Data shown START
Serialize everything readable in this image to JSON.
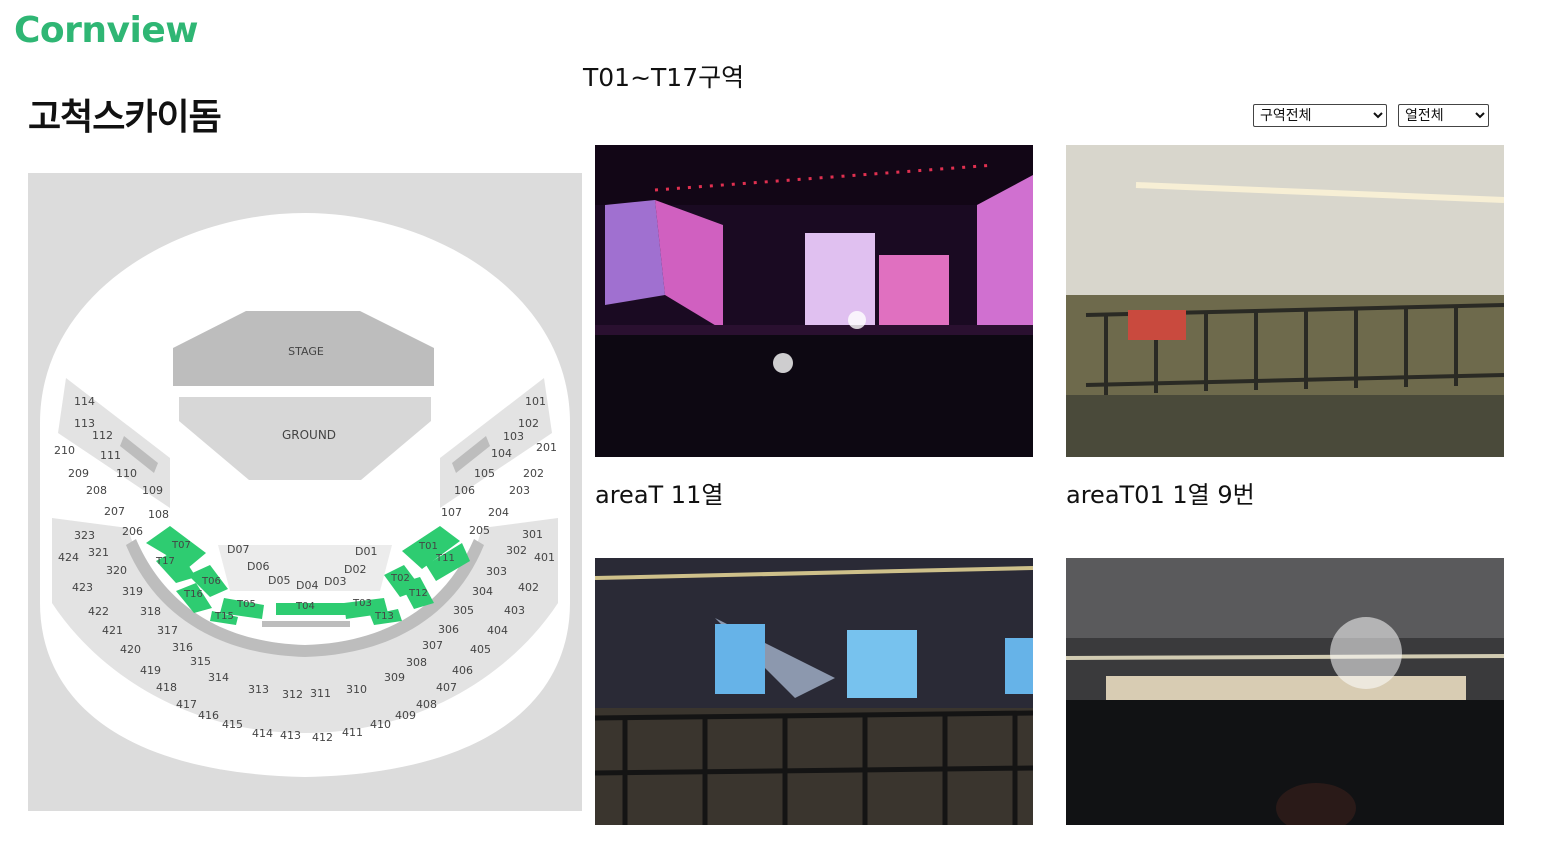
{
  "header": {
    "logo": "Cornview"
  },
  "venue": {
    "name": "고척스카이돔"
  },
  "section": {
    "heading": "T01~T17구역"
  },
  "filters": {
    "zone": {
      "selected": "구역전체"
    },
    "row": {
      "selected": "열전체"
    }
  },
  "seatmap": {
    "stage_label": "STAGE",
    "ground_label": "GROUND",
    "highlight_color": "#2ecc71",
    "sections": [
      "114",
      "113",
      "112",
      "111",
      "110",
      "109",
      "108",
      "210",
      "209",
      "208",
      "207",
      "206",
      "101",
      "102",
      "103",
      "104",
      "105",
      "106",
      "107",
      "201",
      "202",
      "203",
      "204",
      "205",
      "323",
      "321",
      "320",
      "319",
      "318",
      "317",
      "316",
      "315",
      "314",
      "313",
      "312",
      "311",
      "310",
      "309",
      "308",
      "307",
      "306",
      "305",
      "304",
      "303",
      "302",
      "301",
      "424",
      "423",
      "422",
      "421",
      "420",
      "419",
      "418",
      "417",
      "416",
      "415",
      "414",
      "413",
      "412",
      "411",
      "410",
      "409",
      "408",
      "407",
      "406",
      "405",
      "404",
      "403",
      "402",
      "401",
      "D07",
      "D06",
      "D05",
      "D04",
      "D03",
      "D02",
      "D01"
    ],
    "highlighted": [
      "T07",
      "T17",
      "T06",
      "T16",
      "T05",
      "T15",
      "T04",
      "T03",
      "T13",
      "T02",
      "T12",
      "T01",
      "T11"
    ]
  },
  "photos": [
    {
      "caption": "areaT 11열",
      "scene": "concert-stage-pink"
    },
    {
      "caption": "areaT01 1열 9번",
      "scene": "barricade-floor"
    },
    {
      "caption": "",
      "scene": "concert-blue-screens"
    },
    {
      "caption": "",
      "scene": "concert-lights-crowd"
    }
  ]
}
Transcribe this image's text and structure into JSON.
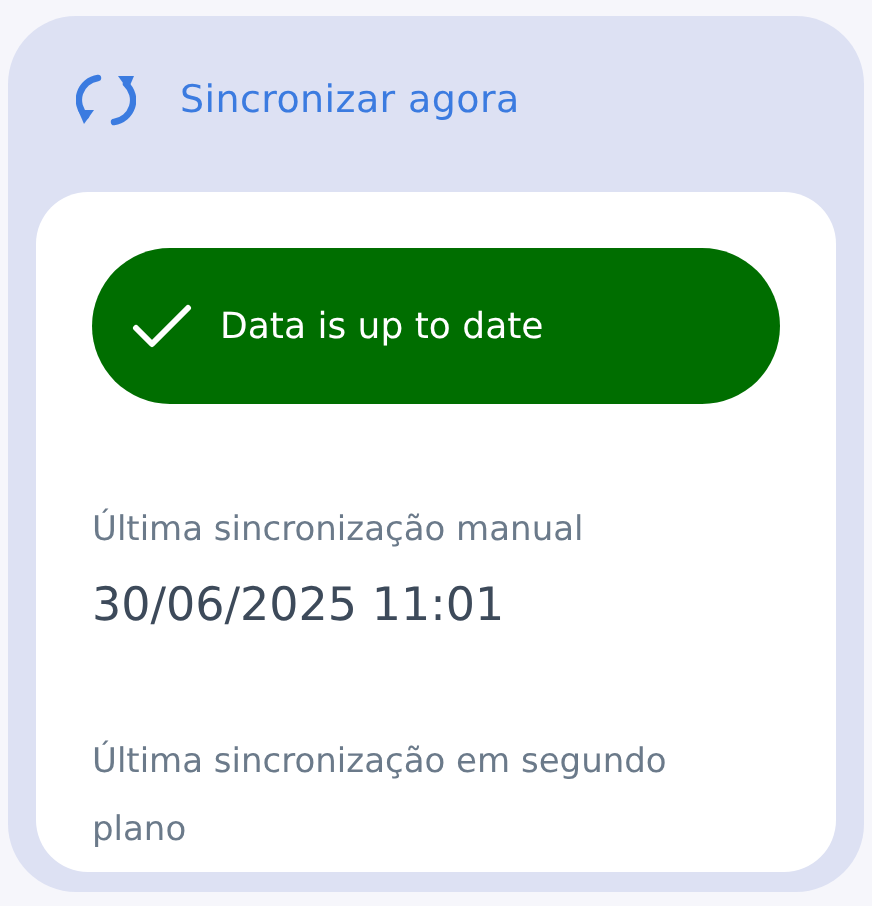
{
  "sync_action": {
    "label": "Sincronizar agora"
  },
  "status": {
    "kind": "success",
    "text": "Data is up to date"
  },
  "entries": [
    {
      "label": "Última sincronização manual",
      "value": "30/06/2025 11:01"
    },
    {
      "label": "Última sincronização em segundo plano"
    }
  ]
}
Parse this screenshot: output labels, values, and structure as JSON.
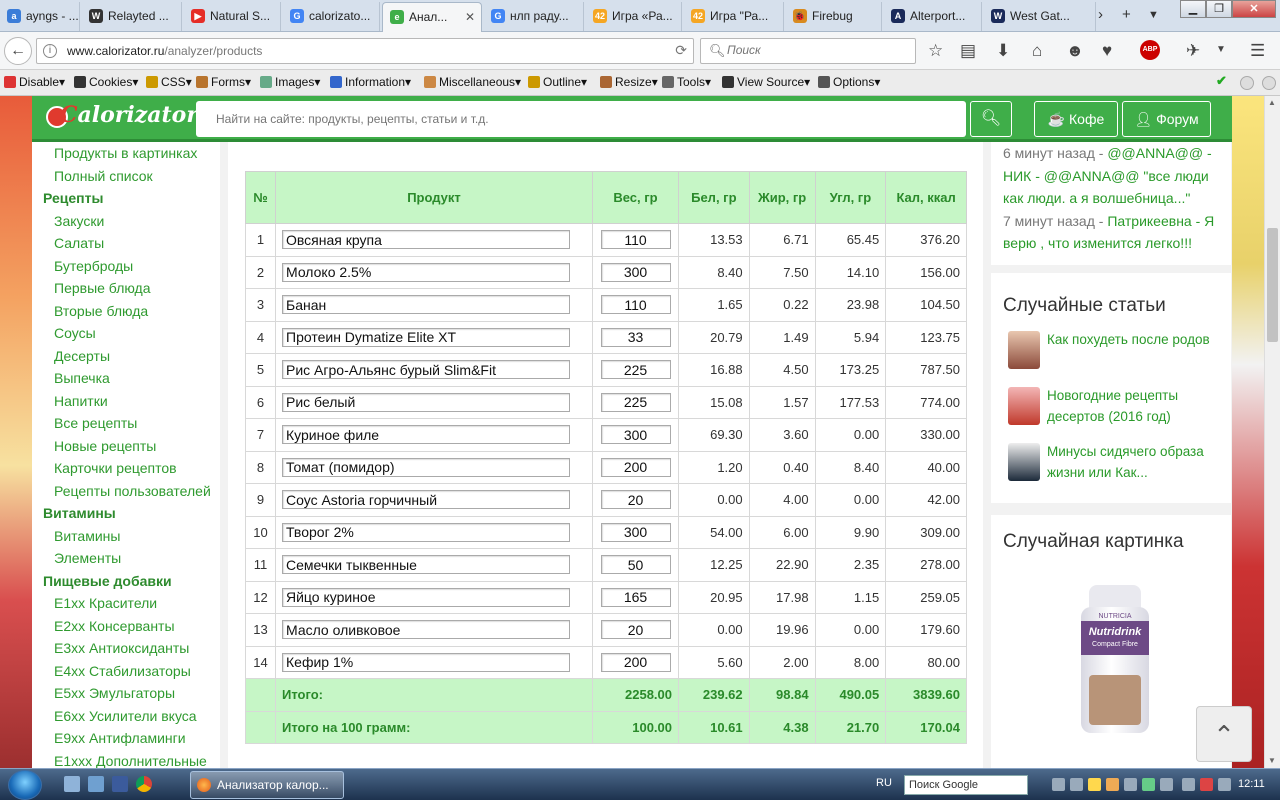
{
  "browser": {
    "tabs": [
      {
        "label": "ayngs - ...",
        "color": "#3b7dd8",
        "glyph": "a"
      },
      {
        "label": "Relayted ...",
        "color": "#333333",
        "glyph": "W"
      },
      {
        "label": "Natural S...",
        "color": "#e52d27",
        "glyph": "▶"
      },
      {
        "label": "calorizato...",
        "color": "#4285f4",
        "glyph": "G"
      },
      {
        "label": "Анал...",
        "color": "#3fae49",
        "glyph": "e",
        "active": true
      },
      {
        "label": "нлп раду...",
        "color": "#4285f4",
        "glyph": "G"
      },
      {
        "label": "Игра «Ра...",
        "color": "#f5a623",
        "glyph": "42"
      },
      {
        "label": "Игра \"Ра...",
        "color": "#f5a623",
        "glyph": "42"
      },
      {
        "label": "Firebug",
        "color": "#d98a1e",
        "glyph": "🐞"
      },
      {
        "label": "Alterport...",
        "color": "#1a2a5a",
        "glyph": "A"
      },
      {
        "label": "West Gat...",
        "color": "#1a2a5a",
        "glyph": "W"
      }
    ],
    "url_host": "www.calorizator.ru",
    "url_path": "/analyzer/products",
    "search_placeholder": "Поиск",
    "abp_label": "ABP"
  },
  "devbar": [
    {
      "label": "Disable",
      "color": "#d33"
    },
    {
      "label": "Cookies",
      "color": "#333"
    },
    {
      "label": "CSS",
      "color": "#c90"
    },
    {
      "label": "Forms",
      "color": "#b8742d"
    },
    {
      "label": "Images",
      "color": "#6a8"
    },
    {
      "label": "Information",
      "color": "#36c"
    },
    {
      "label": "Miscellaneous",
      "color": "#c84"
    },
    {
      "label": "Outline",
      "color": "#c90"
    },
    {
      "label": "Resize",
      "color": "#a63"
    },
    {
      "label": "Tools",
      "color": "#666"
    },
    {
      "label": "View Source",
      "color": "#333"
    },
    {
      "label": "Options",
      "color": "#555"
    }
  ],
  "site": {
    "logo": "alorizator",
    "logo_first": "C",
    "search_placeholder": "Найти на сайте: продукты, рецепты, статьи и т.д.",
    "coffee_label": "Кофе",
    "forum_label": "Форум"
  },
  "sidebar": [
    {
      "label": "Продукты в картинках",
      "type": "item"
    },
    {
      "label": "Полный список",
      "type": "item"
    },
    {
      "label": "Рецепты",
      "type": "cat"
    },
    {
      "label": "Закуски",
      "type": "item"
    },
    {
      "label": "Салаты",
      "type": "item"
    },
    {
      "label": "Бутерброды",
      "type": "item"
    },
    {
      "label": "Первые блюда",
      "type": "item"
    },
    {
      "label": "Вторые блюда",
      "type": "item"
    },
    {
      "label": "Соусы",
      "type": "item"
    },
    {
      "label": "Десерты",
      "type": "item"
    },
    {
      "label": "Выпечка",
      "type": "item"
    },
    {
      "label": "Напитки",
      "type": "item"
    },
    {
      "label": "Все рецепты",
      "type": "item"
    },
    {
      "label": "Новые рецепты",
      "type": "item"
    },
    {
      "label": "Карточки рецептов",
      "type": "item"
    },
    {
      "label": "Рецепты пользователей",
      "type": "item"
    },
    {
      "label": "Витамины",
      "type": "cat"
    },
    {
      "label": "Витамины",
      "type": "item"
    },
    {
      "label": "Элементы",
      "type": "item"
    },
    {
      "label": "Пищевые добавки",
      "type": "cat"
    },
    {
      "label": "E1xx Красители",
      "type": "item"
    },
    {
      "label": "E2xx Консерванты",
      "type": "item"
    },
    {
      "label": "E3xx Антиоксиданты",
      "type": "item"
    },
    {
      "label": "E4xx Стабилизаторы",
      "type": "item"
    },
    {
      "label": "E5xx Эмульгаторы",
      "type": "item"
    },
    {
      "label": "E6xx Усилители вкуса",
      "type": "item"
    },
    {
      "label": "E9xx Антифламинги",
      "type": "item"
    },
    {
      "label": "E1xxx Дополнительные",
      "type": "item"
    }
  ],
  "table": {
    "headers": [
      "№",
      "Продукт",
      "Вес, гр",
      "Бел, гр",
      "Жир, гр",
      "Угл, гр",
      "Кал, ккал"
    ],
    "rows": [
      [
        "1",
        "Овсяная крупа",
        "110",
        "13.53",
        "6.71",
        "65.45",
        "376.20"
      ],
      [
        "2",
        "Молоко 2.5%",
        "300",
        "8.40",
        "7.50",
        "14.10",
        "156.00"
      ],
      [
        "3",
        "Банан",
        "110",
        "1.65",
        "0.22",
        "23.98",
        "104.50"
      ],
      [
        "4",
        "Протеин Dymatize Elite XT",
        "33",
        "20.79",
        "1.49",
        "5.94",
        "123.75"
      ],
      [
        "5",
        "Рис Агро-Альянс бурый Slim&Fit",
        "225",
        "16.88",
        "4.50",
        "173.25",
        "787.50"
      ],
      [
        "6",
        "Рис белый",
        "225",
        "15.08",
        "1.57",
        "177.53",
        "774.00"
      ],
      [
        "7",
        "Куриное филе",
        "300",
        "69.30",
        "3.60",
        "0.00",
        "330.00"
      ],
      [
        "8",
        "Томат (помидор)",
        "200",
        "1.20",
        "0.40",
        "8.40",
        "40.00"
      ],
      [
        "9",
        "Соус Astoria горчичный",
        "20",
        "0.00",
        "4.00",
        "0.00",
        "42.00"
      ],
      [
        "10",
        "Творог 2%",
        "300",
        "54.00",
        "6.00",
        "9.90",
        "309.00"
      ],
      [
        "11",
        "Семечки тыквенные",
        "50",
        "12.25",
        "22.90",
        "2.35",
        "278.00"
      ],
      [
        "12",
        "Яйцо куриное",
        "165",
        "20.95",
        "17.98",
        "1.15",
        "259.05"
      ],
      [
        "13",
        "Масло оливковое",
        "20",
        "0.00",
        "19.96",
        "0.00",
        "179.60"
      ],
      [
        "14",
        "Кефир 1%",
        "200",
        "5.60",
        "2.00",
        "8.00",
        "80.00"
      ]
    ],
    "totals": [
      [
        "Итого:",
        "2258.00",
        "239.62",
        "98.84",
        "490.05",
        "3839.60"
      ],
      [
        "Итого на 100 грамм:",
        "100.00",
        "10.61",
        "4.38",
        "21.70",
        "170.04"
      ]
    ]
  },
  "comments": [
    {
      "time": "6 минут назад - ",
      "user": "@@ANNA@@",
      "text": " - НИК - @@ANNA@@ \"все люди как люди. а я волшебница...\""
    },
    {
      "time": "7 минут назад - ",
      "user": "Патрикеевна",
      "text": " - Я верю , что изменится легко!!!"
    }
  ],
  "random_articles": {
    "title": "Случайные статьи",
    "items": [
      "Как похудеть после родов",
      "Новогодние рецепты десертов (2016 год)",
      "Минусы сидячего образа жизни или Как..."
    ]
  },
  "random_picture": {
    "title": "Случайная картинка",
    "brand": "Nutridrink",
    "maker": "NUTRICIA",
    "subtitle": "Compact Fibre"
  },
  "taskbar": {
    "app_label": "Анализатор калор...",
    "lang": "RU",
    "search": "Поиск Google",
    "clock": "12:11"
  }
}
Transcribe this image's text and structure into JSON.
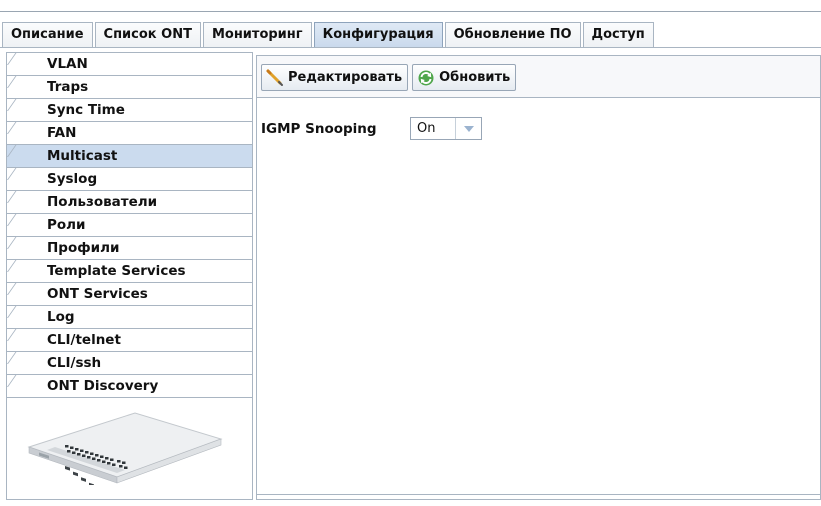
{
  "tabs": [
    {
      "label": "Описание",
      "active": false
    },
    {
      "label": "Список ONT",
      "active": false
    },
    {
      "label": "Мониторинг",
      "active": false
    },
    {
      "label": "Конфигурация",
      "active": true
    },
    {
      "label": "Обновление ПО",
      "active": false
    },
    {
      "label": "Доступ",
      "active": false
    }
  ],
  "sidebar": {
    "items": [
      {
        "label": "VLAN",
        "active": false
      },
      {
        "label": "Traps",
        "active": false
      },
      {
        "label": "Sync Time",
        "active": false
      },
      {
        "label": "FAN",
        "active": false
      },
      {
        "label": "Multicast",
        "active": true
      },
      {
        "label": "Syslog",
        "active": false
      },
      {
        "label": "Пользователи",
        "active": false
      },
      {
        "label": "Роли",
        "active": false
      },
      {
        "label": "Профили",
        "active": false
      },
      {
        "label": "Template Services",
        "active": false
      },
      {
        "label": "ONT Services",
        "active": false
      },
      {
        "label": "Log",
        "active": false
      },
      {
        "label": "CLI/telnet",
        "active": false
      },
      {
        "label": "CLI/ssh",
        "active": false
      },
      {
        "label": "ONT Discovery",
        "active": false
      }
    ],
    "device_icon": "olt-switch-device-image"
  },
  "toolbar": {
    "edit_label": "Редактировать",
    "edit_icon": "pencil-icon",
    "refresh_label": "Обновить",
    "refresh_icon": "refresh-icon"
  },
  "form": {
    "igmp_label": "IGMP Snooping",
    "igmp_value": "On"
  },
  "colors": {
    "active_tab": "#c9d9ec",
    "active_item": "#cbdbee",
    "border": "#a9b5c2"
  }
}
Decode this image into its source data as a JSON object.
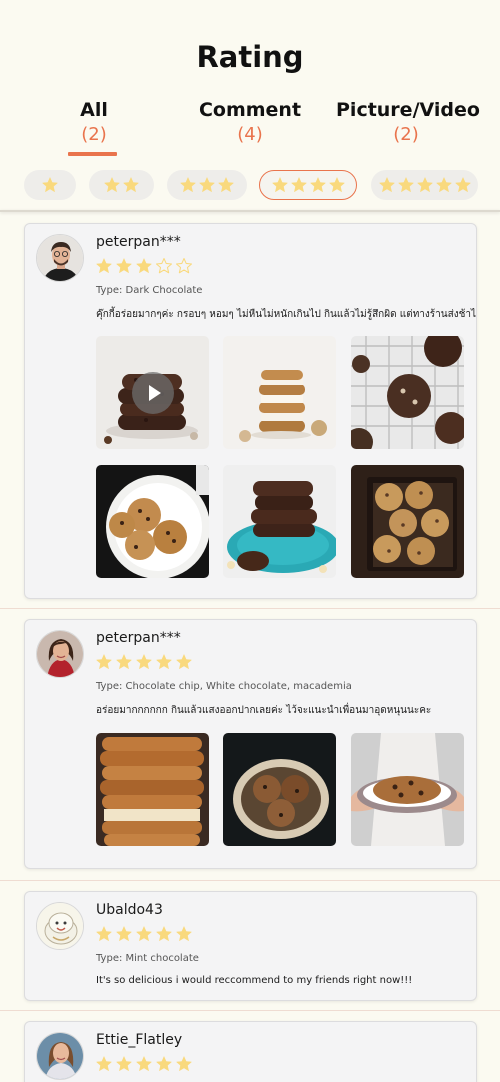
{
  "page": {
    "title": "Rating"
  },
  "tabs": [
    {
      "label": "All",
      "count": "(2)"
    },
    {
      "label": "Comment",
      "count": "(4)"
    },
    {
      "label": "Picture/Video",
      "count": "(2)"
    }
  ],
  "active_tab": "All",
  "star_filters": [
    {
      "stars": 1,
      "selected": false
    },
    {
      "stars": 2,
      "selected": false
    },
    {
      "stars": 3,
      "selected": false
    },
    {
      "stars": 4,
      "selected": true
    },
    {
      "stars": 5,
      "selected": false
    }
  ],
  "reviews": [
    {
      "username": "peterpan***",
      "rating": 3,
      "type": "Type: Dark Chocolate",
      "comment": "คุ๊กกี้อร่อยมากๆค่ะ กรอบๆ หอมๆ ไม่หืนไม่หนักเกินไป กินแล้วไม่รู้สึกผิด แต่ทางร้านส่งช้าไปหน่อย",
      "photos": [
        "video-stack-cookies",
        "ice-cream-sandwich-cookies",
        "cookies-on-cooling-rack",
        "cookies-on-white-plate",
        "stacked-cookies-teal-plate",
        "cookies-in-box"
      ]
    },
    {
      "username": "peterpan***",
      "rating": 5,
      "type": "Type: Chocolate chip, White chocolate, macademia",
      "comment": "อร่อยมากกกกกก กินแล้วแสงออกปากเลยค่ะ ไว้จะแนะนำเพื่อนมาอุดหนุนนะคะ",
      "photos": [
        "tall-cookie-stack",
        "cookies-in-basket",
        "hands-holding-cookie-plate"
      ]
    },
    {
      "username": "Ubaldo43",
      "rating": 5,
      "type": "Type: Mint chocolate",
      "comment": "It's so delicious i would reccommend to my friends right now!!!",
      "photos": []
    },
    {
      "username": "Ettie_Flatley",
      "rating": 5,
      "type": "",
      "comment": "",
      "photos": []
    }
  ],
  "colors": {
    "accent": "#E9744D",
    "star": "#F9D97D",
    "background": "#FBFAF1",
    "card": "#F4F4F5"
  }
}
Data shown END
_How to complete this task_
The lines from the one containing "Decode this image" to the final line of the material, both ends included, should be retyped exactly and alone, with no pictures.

_Solution to this task_
Decode this image into its source data as a JSON object.
{
  "page": {
    "title": "Rating"
  },
  "tabs": [
    {
      "label": "All",
      "count": "(2)"
    },
    {
      "label": "Comment",
      "count": "(4)"
    },
    {
      "label": "Picture/Video",
      "count": "(2)"
    }
  ],
  "active_tab": "All",
  "star_filters": [
    {
      "stars": 1,
      "selected": false
    },
    {
      "stars": 2,
      "selected": false
    },
    {
      "stars": 3,
      "selected": false
    },
    {
      "stars": 4,
      "selected": true
    },
    {
      "stars": 5,
      "selected": false
    }
  ],
  "reviews": [
    {
      "username": "peterpan***",
      "rating": 3,
      "type": "Type: Dark Chocolate",
      "comment": "คุ๊กกี้อร่อยมากๆค่ะ กรอบๆ หอมๆ ไม่หืนไม่หนักเกินไป กินแล้วไม่รู้สึกผิด แต่ทางร้านส่งช้าไปหน่อย",
      "photos": [
        "video-stack-cookies",
        "ice-cream-sandwich-cookies",
        "cookies-on-cooling-rack",
        "cookies-on-white-plate",
        "stacked-cookies-teal-plate",
        "cookies-in-box"
      ]
    },
    {
      "username": "peterpan***",
      "rating": 5,
      "type": "Type: Chocolate chip, White chocolate, macademia",
      "comment": "อร่อยมากกกกกก กินแล้วแสงออกปากเลยค่ะ ไว้จะแนะนำเพื่อนมาอุดหนุนนะคะ",
      "photos": [
        "tall-cookie-stack",
        "cookies-in-basket",
        "hands-holding-cookie-plate"
      ]
    },
    {
      "username": "Ubaldo43",
      "rating": 5,
      "type": "Type: Mint chocolate",
      "comment": "It's so delicious i would reccommend to my friends right now!!!",
      "photos": []
    },
    {
      "username": "Ettie_Flatley",
      "rating": 5,
      "type": "",
      "comment": "",
      "photos": []
    }
  ],
  "colors": {
    "accent": "#E9744D",
    "star": "#F9D97D",
    "background": "#FBFAF1",
    "card": "#F4F4F5"
  }
}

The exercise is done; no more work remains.